**Your task:** Line by line, please look for the word "data" in the following records, then copy each line you find it in.

:: Record extracts

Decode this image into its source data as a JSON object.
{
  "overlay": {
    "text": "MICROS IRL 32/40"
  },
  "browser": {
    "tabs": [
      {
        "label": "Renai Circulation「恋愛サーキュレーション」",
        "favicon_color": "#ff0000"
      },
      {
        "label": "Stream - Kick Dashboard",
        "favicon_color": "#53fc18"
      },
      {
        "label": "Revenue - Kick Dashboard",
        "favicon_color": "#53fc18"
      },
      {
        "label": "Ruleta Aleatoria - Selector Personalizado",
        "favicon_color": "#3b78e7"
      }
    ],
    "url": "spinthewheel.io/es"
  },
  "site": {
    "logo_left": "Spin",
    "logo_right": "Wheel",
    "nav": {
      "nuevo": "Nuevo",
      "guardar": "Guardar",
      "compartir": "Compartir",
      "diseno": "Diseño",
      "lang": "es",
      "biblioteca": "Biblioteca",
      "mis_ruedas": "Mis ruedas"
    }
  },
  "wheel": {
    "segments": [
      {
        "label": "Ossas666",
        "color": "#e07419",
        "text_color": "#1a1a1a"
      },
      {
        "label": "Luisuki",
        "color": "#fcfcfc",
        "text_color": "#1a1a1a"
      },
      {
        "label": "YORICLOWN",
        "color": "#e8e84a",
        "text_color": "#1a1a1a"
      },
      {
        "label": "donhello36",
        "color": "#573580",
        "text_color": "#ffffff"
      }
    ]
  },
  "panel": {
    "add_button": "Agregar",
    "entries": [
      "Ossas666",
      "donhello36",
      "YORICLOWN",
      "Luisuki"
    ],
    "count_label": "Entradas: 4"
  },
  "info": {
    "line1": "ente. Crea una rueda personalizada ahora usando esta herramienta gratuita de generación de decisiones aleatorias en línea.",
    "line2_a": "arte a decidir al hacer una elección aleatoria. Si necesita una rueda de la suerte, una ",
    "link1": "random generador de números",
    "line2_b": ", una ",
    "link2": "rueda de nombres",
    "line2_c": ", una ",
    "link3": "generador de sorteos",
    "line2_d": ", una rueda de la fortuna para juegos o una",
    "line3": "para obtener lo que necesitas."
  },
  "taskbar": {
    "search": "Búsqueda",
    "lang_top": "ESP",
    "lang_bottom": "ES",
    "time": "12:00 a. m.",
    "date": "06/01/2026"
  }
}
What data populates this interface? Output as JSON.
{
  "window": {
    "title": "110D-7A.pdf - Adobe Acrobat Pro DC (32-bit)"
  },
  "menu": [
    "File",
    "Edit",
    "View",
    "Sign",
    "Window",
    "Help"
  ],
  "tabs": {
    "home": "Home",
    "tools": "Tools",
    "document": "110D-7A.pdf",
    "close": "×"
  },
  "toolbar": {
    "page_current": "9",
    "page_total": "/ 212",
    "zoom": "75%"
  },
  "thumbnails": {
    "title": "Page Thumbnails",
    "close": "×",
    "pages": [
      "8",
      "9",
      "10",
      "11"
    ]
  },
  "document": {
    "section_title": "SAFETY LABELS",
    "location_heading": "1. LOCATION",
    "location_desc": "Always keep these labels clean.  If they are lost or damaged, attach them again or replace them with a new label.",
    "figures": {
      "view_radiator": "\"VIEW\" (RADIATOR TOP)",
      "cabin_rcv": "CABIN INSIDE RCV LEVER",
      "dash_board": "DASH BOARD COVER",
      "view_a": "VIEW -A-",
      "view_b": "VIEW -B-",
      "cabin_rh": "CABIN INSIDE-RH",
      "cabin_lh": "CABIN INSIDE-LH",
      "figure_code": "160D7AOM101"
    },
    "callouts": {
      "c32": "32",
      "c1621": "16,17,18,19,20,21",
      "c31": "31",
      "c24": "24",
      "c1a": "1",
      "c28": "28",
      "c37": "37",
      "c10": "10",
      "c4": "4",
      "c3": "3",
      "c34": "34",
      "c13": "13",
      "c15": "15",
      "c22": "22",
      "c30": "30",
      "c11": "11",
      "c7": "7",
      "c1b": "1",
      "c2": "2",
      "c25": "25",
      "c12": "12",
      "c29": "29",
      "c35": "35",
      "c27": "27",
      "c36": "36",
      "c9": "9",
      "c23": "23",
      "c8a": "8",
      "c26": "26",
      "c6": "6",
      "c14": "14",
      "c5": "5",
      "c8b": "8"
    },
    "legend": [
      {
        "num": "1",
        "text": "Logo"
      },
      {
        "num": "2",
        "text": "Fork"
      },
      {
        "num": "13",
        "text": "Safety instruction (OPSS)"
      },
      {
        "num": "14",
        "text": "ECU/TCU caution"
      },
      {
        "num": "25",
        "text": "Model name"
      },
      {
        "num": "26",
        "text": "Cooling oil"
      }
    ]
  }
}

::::

**Written solution:**
Decode this image into its source data as a JSON object.
What data populates this interface? Output as JSON.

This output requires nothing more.